const double w = 8e+006; //QMS oscillation frequency [per second]
const double e = -1.0; //electric charge [electron charges]
const double mass_chlorine = 3.624266025057571e-007; //mass of the Cl-35 isotope [eV], calculated as 34.96885268*931494061/c^2
const double a_stability = 0.1; //Dimensionless constants which determine the system stability (See Mathieu stability diagram)
const double q_stability = 0.5;
double u,v,m; //set in initialization

double _q_init[] = {-0.008,0.004}; //Initial conditions do not influence the trajectory stability
double _p_init[] = {0.0,0.0};

double energy_V(Arg) {
	return (q1*q1 - q2*q2)*(u + v*cos(w*tau))/(r0*r0)*e; //depends explicitly on time (tau)
void dVdq(Arg) {
	d1 = q1*2.0*e/(r0*r0)*(u + v*cos(w*tau));
	d2 =-q2*2.0*e/(r0*r0)*(u + v*cos(w*tau));
double energy_T(Arg) {
    return 0.5*(p1*p1 + p2*p2)/m;
void dTdp(Arg) {
    d1 = p1/m;
    d2 = p2/m;

void main() { //this function is launched when executing script (Must be last function in file and not closed)
	Z.benchmark_time = 1e-5;
	Z.time_per_evaluation = 1e-9;
	Z.delay = 10;
	Z.energy_surface = 1;
	m = 1.0*mass_chlorine;
	u = a_stability*(mass_chlorine*r0*r0*w*w)/(-8.0*e);
	v = q_stability*(mass_chlorine*r0*r0*w*w)/(4.0*e);

Non-symplectic versus symplectic methods

Non-symplectic integrators introduce an energy drift of the system that wrongly resemble the motion of a particle in the unstable region.
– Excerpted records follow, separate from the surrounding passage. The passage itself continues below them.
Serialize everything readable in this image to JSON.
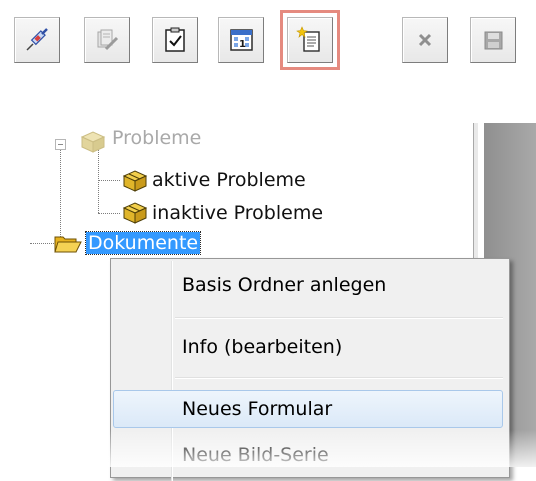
{
  "toolbar": {
    "buttons": [
      {
        "icon": "syringe-icon",
        "state": "enabled"
      },
      {
        "icon": "pages-edit-icon",
        "state": "disabled"
      },
      {
        "icon": "clipboard-check-icon",
        "state": "enabled"
      },
      {
        "icon": "calendar-icon",
        "state": "enabled"
      },
      {
        "icon": "new-form-icon",
        "state": "highlighted"
      },
      {
        "icon": "delete-x-icon",
        "state": "disabled"
      },
      {
        "icon": "save-disk-icon",
        "state": "disabled"
      }
    ],
    "highlight_color": "#e58a7f"
  },
  "tree": {
    "probleme_label": "Probleme",
    "aktive_label": "aktive Probleme",
    "inaktive_label": "inaktive Probleme",
    "dokumente_label": "Dokumente"
  },
  "context_menu": {
    "items": [
      {
        "label": "Basis Ordner anlegen"
      },
      {
        "label": "Info (bearbeiten)"
      },
      {
        "label": "Neues Formular"
      },
      {
        "label": "Neue Bild-Serie"
      }
    ]
  },
  "colors": {
    "selection": "#3399ff",
    "menu_hover_border": "#a9c8ea"
  }
}
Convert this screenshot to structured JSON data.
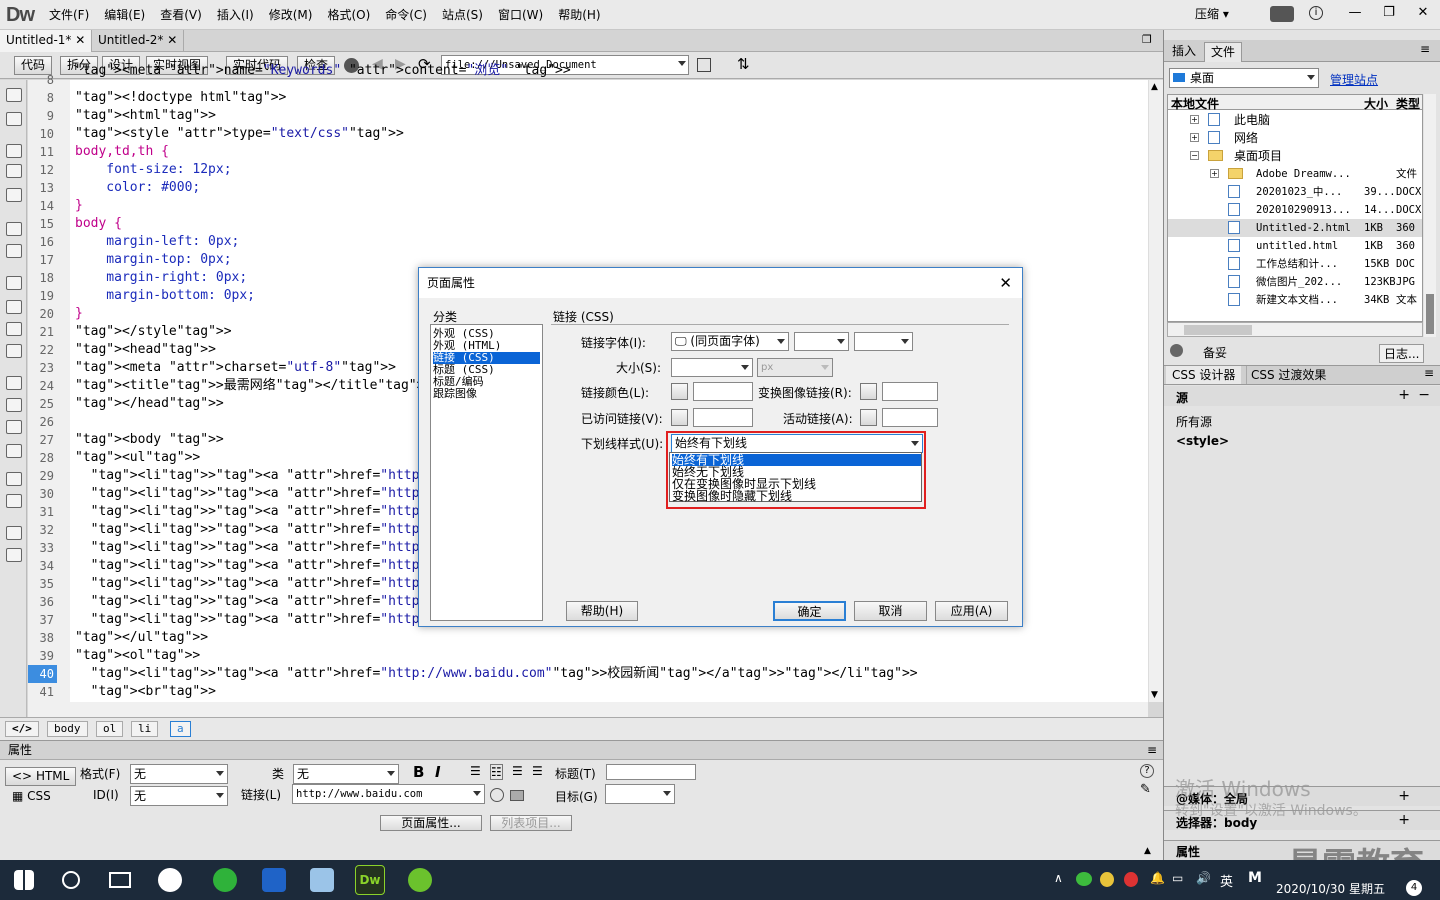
{
  "app": {
    "logo": "Dw",
    "menus": [
      "文件(F)",
      "编辑(E)",
      "查看(V)",
      "插入(I)",
      "修改(M)",
      "格式(O)",
      "命令(C)",
      "站点(S)",
      "窗口(W)",
      "帮助(H)"
    ],
    "compress": "压缩"
  },
  "doc_tabs": [
    "Untitled-1*",
    "Untitled-2*"
  ],
  "toolbar": {
    "code": "代码",
    "split": "拆分",
    "design": "设计",
    "live_view": "实时视图",
    "live_code": "实时代码",
    "inspect": "检查",
    "address": "file:///Unsaved_Document"
  },
  "code_lines": [
    {
      "n": "8",
      "t": "<meta name=\"Keywords\" content=\"浏览\" >"
    },
    {
      "n": "8",
      "t": "<!doctype html>"
    },
    {
      "n": "9",
      "t": "<html>"
    },
    {
      "n": "10",
      "t": "<style type=\"text/css\">"
    },
    {
      "n": "11",
      "t": "body,td,th {"
    },
    {
      "n": "12",
      "t": "    font-size: 12px;"
    },
    {
      "n": "13",
      "t": "    color: #000;"
    },
    {
      "n": "14",
      "t": "}"
    },
    {
      "n": "15",
      "t": "body {"
    },
    {
      "n": "16",
      "t": "    margin-left: 0px;"
    },
    {
      "n": "17",
      "t": "    margin-top: 0px;"
    },
    {
      "n": "18",
      "t": "    margin-right: 0px;"
    },
    {
      "n": "19",
      "t": "    margin-bottom: 0px;"
    },
    {
      "n": "20",
      "t": "}"
    },
    {
      "n": "21",
      "t": "</style>"
    },
    {
      "n": "22",
      "t": "<head>"
    },
    {
      "n": "23",
      "t": "<meta charset=\"utf-8\">"
    },
    {
      "n": "24",
      "t": "<title>最需网络</title>"
    },
    {
      "n": "25",
      "t": "</head>"
    },
    {
      "n": "26",
      "t": ""
    },
    {
      "n": "27",
      "t": "<body >"
    },
    {
      "n": "28",
      "t": "<ul>"
    },
    {
      "n": "29",
      "t": "  <li><a href=\"http://www.baidu.com\">娱乐新闻</a></li>"
    },
    {
      "n": "30",
      "t": "  <li><a href=\"http://www.baidu.com\">财经新闻</a></li>"
    },
    {
      "n": "31",
      "t": "  <li><a href=\"http://www.baidu.com\">军事新闻</a></li>"
    },
    {
      "n": "32",
      "t": "  <li><a href=\"http://www.baidu.com\">社会新闻</a></li>"
    },
    {
      "n": "33",
      "t": "  <li><a href=\"http://www.baidu.com\">校园新闻</a></li>"
    },
    {
      "n": "34",
      "t": "  <li><a href=\"http://www.baidu.com\">娱乐新闻</a></li>"
    },
    {
      "n": "35",
      "t": "  <li><a href=\"http://www.baidu.com\">财经新闻</a></li>"
    },
    {
      "n": "36",
      "t": "  <li><a href=\"http://www.baidu.com\">军事新闻</a></li>"
    },
    {
      "n": "37",
      "t": "  <li><a href=\"http://www.baidu.com\">社会新闻</a></li>"
    },
    {
      "n": "38",
      "t": "</ul>"
    },
    {
      "n": "39",
      "t": "<ol>"
    },
    {
      "n": "40",
      "t": "  <li><a href=\"http://www.baidu.com\">校园新闻</a></li>"
    },
    {
      "n": "41",
      "t": "  <br>"
    }
  ],
  "breadcrumbs": [
    "body",
    "ol",
    "li",
    "a"
  ],
  "properties": {
    "title": "属性",
    "html": "HTML",
    "css": "CSS",
    "format_label": "格式(F)",
    "format_value": "无",
    "id_label": "ID(I)",
    "id_value": "无",
    "class_label": "类",
    "class_value": "无",
    "link_label": "链接(L)",
    "link_value": "http://www.baidu.com",
    "title_label": "标题(T)",
    "target_label": "目标(G)",
    "page_props": "页面属性...",
    "list_item": "列表项目..."
  },
  "right_panel": {
    "tab_insert": "插入",
    "tab_files": "文件",
    "site": "桌面",
    "manage": "管理站点",
    "col_local": "本地文件",
    "col_size": "大小",
    "col_type": "类型",
    "bottom_label": "备妥",
    "log": "日志...",
    "css_tab": "CSS 设计器",
    "css_trans": "CSS 过渡效果",
    "source": "源",
    "all_sources": "所有源",
    "style": "<style>",
    "media": "@媒体：全局",
    "selector": "选择器：body",
    "props": "属性"
  },
  "files": [
    {
      "name": "此电脑",
      "size": "",
      "type": ""
    },
    {
      "name": "网络",
      "size": "",
      "type": ""
    },
    {
      "name": "桌面项目",
      "size": "",
      "type": ""
    },
    {
      "name": "Adobe Dreamw...",
      "size": "",
      "type": "文件"
    },
    {
      "name": "20201023_中...",
      "size": "39...",
      "type": "DOCX"
    },
    {
      "name": "202010290913...",
      "size": "14...",
      "type": "DOCX"
    },
    {
      "name": "Untitled-2.html",
      "size": "1KB",
      "type": "360"
    },
    {
      "name": "untitled.html",
      "size": "1KB",
      "type": "360"
    },
    {
      "name": "工作总结和计...",
      "size": "15KB",
      "type": "DOC"
    },
    {
      "name": "微信图片_202...",
      "size": "123KB",
      "type": "JPG"
    },
    {
      "name": "新建文本文档...",
      "size": "34KB",
      "type": "文本"
    }
  ],
  "dialog": {
    "title": "页面属性",
    "cat_header": "分类",
    "section": "链接 (CSS)",
    "categories": [
      "外观 (CSS)",
      "外观 (HTML)",
      "链接 (CSS)",
      "标题 (CSS)",
      "标题/编码",
      "跟踪图像"
    ],
    "font_label": "链接字体(I):",
    "font_value": "(同页面字体)",
    "size_label": "大小(S):",
    "unit": "px",
    "color_label": "链接颜色(L):",
    "rollover_label": "变换图像链接(R):",
    "visited_label": "已访问链接(V):",
    "active_label": "活动链接(A):",
    "underline_label": "下划线样式(U):",
    "underline_value": "始终有下划线",
    "underline_options": [
      "始终有下划线",
      "始终无下划线",
      "仅在变换图像时显示下划线",
      "变换图像时隐藏下划线"
    ],
    "help": "帮助(H)",
    "ok": "确定",
    "cancel": "取消",
    "apply": "应用(A)"
  },
  "watermark": {
    "line1": "激活 Windows",
    "line2": "转到\"设置\"以激活 Windows。",
    "brand": "最需教育"
  },
  "taskbar": {
    "ime": "英",
    "datetime": "2020/10/30 星期五",
    "notif": "4"
  }
}
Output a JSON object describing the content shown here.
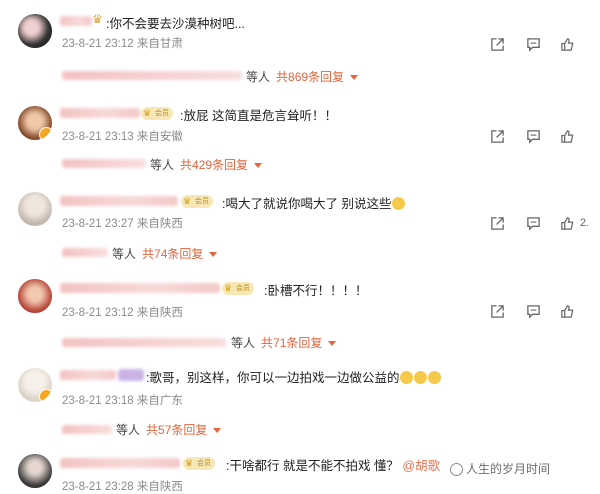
{
  "comments": [
    {
      "text": ":你不会要去沙漠种树吧...",
      "date": "23-8-21 23:12",
      "location": "来自甘肃",
      "reply_deng": "等人",
      "reply_count": "共869条回复",
      "like_count": "",
      "avatar_color": "#2b2b2b",
      "vip_label": ""
    },
    {
      "text": ":放屁 这简直是危言耸听！！",
      "date": "23-8-21 23:13",
      "location": "来自安徽",
      "reply_deng": "等人",
      "reply_count": "共429条回复",
      "like_count": "",
      "avatar_color": "#a0522d",
      "vip_label": "会员"
    },
    {
      "text": ":喝大了就说你喝大了 别说这些",
      "date": "23-8-21 23:27",
      "location": "来自陕西",
      "reply_deng": "等人",
      "reply_count": "共74条回复",
      "like_count": "2.",
      "avatar_color": "#d9cfc8",
      "vip_label": "会员"
    },
    {
      "text": ":卧槽不行！！！！",
      "date": "23-8-21 23:12",
      "location": "来自陕西",
      "reply_deng": "等人",
      "reply_count": "共71条回复",
      "like_count": "",
      "avatar_color": "#c0392b",
      "vip_label": "会员"
    },
    {
      "text": ":歌哥，别这样，你可以一边拍戏一边做公益的",
      "date": "23-8-21 23:18",
      "location": "来自广东",
      "reply_deng": "等人",
      "reply_count": "共57条回复",
      "like_count": "",
      "avatar_color": "#e8e2d8",
      "vip_label": ""
    },
    {
      "text": ":干啥都行 就是不能不拍戏 懂？",
      "mention": "@胡歌",
      "date": "23-8-21 23:28",
      "location": "来自陕西",
      "like_count": "",
      "avatar_color": "#3a3a3a",
      "vip_label": "会员"
    }
  ],
  "watermark": "人生的岁月时间",
  "colors": {
    "reply_accent": "#e5653d",
    "meta_gray": "#8a8a8a"
  },
  "icons": [
    "share-icon",
    "comment-icon",
    "like-icon"
  ]
}
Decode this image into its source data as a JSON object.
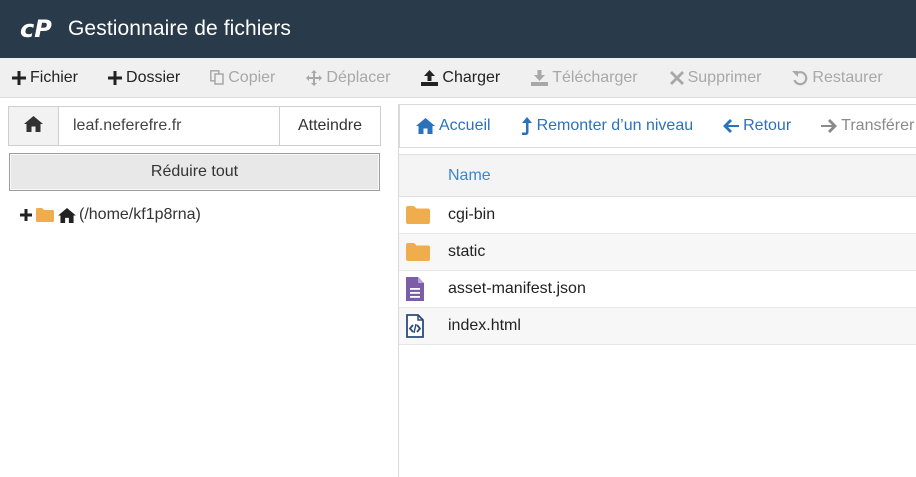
{
  "header": {
    "title": "Gestionnaire de fichiers"
  },
  "toolbar": {
    "items": [
      {
        "label": "Fichier",
        "icon": "plus-icon",
        "enabled": true
      },
      {
        "label": "Dossier",
        "icon": "plus-icon",
        "enabled": true
      },
      {
        "label": "Copier",
        "icon": "copy-icon",
        "enabled": false
      },
      {
        "label": "Déplacer",
        "icon": "move-icon",
        "enabled": false
      },
      {
        "label": "Charger",
        "icon": "upload-icon",
        "enabled": true
      },
      {
        "label": "Télécharger",
        "icon": "download-icon",
        "enabled": false
      },
      {
        "label": "Supprimer",
        "icon": "delete-icon",
        "enabled": false
      },
      {
        "label": "Restaurer",
        "icon": "restore-icon",
        "enabled": false
      }
    ]
  },
  "path_bar": {
    "value": "leaf.neferefre.fr",
    "go_label": "Atteindre"
  },
  "tree": {
    "collapse_label": "Réduire tout",
    "root_label": "(/home/kf1p8rna)"
  },
  "nav": {
    "home_label": "Accueil",
    "up_label": "Remonter d’un niveau",
    "back_label": "Retour",
    "transfer_label": "Transférer"
  },
  "table": {
    "header_name": "Name",
    "rows": [
      {
        "name": "cgi-bin",
        "type": "folder"
      },
      {
        "name": "static",
        "type": "folder"
      },
      {
        "name": "asset-manifest.json",
        "type": "text-file"
      },
      {
        "name": "index.html",
        "type": "code-file"
      }
    ]
  },
  "colors": {
    "header_bg": "#293a4a",
    "link_blue": "#2b72b9",
    "folder_orange": "#f0ad4e",
    "file_purple": "#7b5ea7",
    "code_blue": "#2c4a7c"
  }
}
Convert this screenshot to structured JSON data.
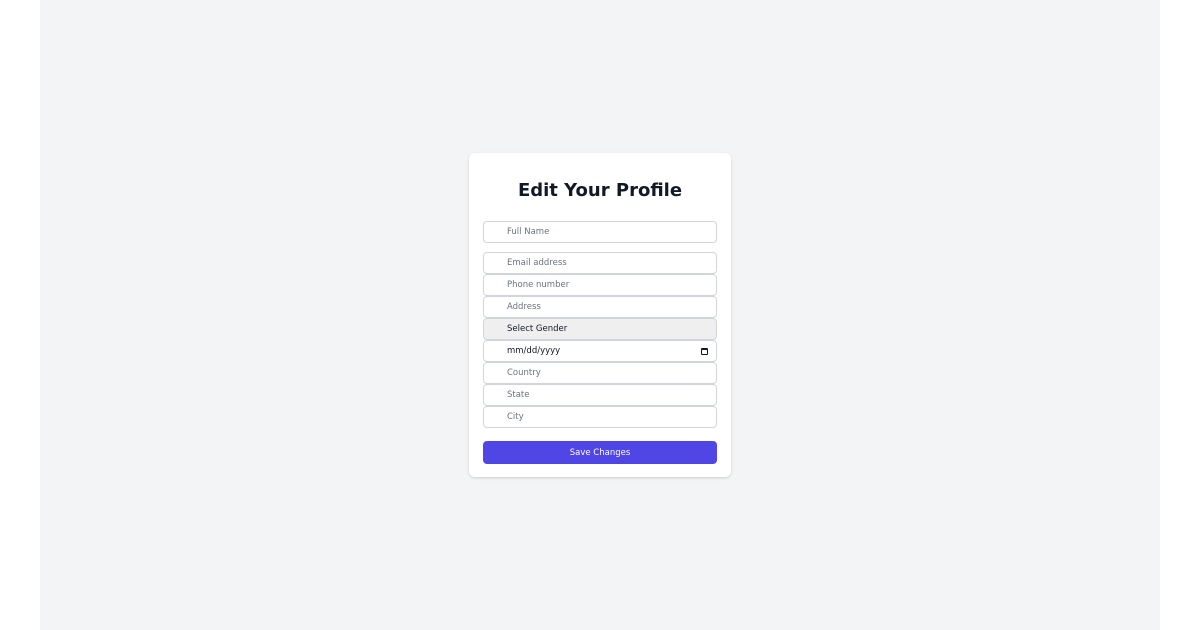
{
  "form": {
    "title": "Edit Your Profile",
    "fields": {
      "full_name": {
        "placeholder": "Full Name"
      },
      "email": {
        "placeholder": "Email address"
      },
      "phone": {
        "placeholder": "Phone number"
      },
      "address": {
        "placeholder": "Address"
      },
      "gender": {
        "selected": "Select Gender"
      },
      "date": {
        "value": "mm/dd/yyyy",
        "icon": "calendar-icon"
      },
      "country": {
        "placeholder": "Country"
      },
      "state": {
        "placeholder": "State"
      },
      "city": {
        "placeholder": "City"
      }
    },
    "save_label": "Save Changes"
  },
  "colors": {
    "page_background": "#f3f4f6",
    "card_background": "#ffffff",
    "primary_button": "#4f46e5",
    "title_text": "#111827",
    "input_border": "#d1d5db",
    "select_background": "#efefef"
  }
}
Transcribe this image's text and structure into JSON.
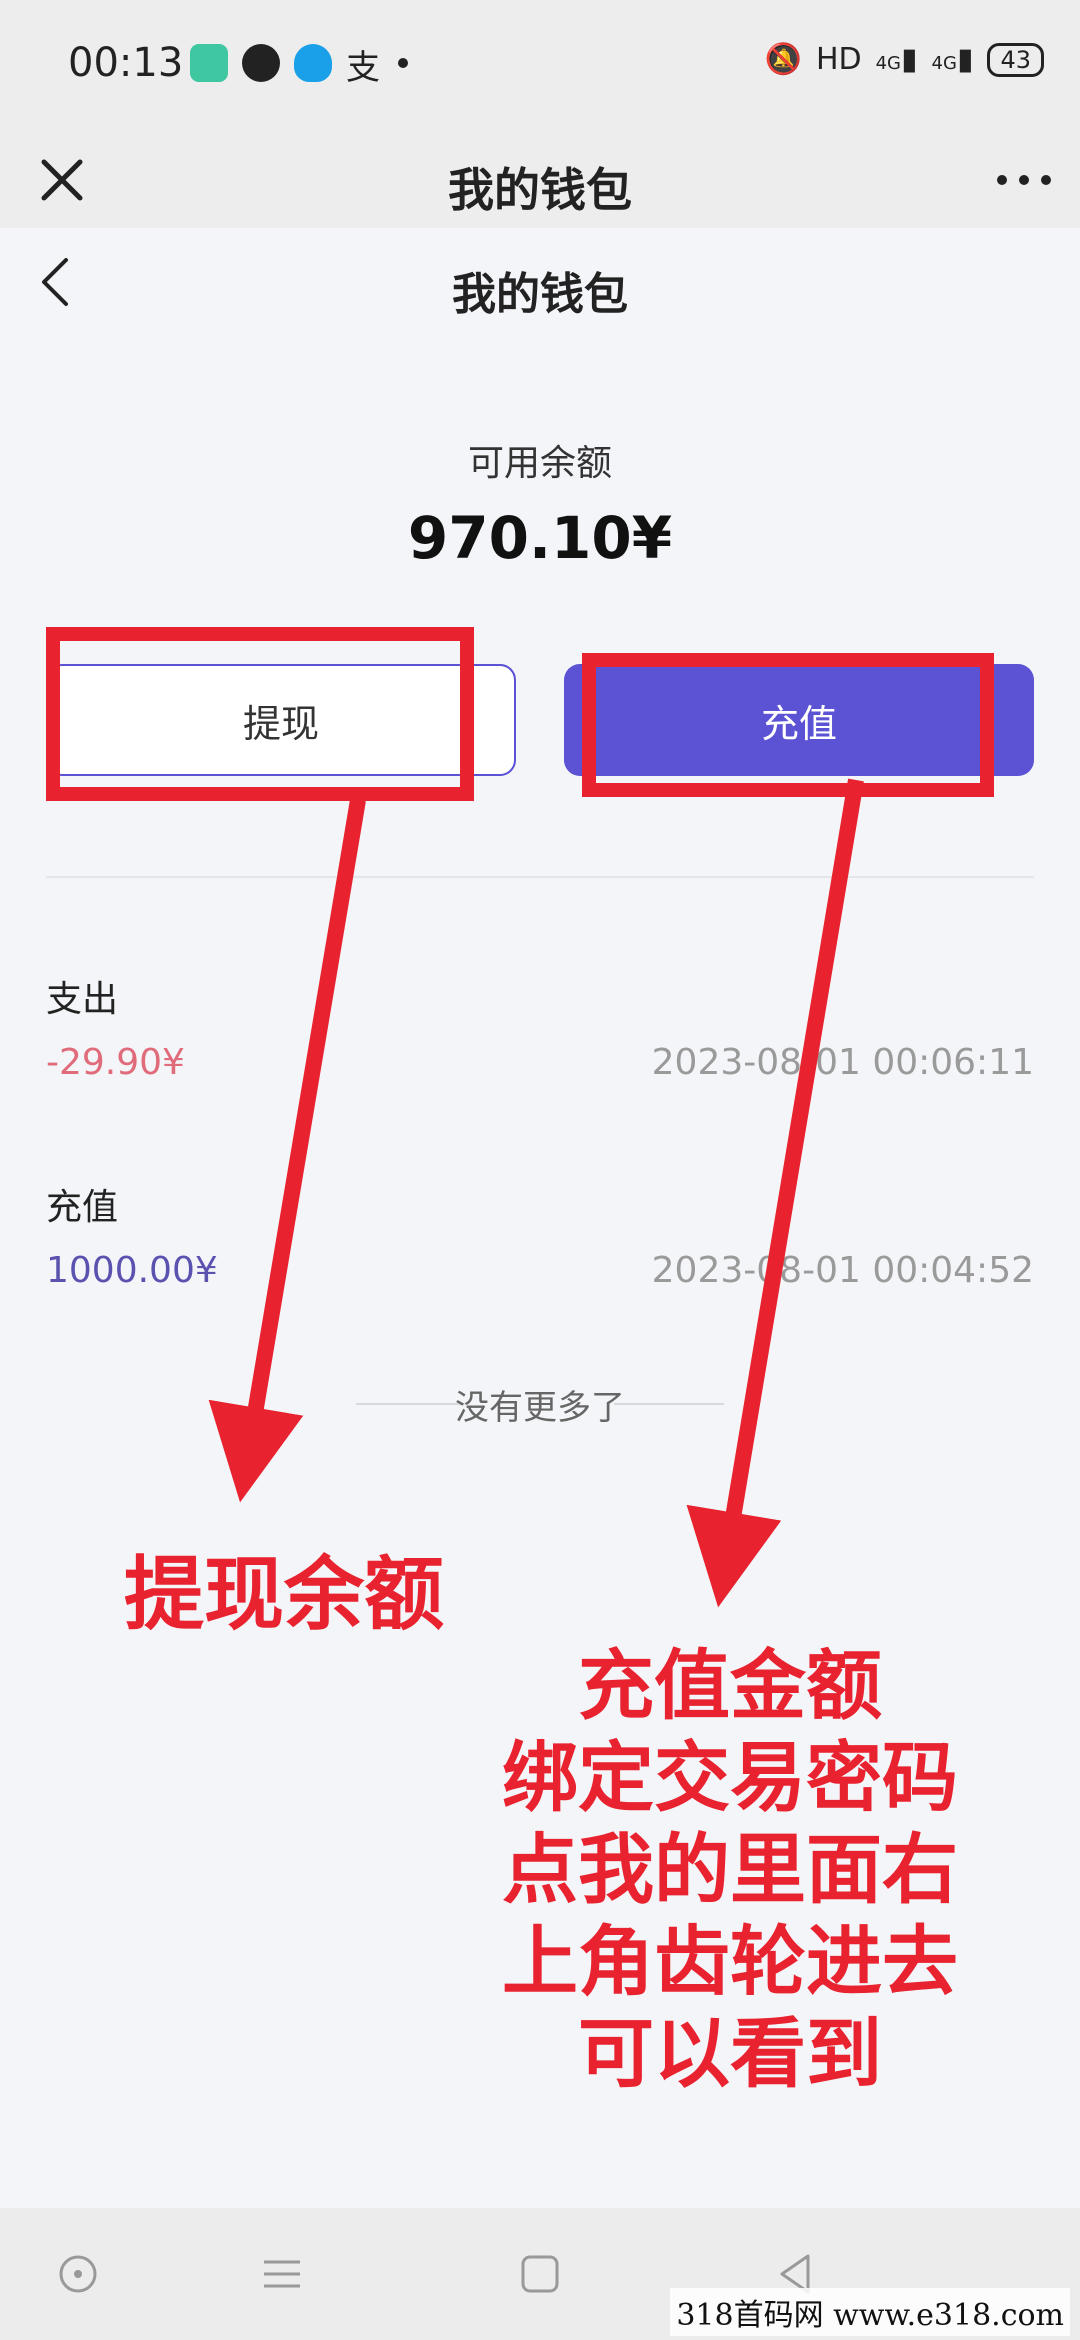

Symplectic integrators preserve the phase space exactly and therefore also the qualitative physical behavior and motion of the particle even when the energy is not preserved.

Consider the following graphs which display the integrated trajectory of the particle inside the QMS over different time spans, where the green lines display the trajectory integrated by the Ruth's 3-stage 4th order symplectic integrator and the black lines the trajectory integrated by the classical 4th order Runge-Kutta method:

q1 (mm) Time = 1500µs , τ = 3ns, q1 (mm) Time = 150µs , τ = 3ns, q1 (mm) Time = 15µs , τ = 3ns, -10 -5 0 5 10 -10 -5 0 5 10 -10 -5 0 5 10 -10 -5 0 5 10 -10 -5 0 5 10 -10 -5 0 5 10 Classic RK4 Symplectic 4th order q2 (mm) q2 (mm) q2 (mm)
The trajectory integrated by the symplectic integrator reveals that the particle remains trapped within a small region while the trajectory integrated by RK4 yields an unstable motion that diverges in the first axis. The single step accuracy of q and p are comparable for both integrators, but the symplectic integrator conserves the volume in phase space in spite of the limited accuracy of the chosen integrator. This is evidently not the case for the non-symplectic method.

Personal remarks

I am not aware of previous studies that have examined the QMS using explicit symplectic integrators. It is remarkable how well these integrators perform for this system in comparison to non-symplectic integrators.